### [Web page and app entries]

# # # #

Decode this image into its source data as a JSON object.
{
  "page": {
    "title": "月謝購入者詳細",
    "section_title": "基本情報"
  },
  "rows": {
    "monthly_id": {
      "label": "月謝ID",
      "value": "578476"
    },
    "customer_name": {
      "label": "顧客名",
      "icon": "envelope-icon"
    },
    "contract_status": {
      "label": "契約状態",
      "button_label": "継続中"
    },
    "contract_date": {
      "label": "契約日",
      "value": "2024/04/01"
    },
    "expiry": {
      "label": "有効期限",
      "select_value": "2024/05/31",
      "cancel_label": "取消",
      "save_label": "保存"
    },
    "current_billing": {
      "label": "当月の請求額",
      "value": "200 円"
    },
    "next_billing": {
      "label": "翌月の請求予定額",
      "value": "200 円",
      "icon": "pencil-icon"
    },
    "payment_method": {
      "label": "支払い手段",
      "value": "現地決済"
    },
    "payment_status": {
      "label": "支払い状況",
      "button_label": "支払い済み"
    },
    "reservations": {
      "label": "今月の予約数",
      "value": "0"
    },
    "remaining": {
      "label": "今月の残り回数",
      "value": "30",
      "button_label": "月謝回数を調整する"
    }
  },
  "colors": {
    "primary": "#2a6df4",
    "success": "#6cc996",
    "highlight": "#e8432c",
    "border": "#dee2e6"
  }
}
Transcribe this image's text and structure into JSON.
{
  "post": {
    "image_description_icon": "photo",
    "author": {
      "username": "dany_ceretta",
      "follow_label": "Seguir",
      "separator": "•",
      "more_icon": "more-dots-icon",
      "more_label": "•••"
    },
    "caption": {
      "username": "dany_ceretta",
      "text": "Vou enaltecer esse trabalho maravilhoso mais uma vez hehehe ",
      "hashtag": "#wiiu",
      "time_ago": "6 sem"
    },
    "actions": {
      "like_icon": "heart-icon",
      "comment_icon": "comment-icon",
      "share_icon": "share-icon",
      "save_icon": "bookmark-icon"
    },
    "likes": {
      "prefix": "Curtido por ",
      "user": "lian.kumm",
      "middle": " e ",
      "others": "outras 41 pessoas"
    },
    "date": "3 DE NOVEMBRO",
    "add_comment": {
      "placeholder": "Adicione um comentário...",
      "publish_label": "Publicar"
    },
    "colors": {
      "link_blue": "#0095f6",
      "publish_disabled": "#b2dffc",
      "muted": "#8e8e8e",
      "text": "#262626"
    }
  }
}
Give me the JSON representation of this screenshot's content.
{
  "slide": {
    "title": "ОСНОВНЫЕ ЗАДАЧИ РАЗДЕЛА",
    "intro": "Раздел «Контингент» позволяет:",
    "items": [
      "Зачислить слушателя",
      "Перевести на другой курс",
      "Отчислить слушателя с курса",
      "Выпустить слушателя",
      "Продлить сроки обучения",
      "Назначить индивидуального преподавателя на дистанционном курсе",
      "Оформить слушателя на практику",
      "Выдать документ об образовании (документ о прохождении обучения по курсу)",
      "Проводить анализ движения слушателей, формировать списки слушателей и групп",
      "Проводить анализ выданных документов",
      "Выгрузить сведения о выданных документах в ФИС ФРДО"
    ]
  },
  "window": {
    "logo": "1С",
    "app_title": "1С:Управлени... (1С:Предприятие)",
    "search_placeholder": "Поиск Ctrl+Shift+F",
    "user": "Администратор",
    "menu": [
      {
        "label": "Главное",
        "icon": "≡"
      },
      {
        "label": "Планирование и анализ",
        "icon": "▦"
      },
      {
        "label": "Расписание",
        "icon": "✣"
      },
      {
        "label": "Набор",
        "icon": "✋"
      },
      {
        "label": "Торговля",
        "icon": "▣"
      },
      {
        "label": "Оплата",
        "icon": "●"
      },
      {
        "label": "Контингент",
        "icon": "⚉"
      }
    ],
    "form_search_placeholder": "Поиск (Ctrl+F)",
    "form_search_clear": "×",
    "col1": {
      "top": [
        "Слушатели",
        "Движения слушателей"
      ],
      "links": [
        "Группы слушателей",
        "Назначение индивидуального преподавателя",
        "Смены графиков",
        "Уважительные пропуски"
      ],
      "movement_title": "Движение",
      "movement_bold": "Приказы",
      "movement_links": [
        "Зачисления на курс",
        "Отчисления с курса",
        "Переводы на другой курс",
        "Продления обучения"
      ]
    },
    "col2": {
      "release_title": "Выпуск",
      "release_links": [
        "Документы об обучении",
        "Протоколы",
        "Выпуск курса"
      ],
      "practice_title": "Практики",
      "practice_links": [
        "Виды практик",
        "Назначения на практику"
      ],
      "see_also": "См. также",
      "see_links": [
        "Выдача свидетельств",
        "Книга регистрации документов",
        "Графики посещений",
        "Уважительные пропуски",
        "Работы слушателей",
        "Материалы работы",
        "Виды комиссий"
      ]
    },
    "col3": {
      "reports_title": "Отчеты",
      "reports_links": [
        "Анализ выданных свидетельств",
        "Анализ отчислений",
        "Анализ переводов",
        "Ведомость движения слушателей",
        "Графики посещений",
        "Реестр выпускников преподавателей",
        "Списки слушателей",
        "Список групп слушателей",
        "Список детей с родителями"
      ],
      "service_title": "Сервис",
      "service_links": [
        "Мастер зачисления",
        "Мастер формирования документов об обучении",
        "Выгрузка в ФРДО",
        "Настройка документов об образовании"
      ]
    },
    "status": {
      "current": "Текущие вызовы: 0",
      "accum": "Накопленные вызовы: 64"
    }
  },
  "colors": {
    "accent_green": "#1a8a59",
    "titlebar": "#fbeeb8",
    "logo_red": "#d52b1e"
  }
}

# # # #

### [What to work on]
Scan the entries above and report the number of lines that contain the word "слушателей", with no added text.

### [Task result]
7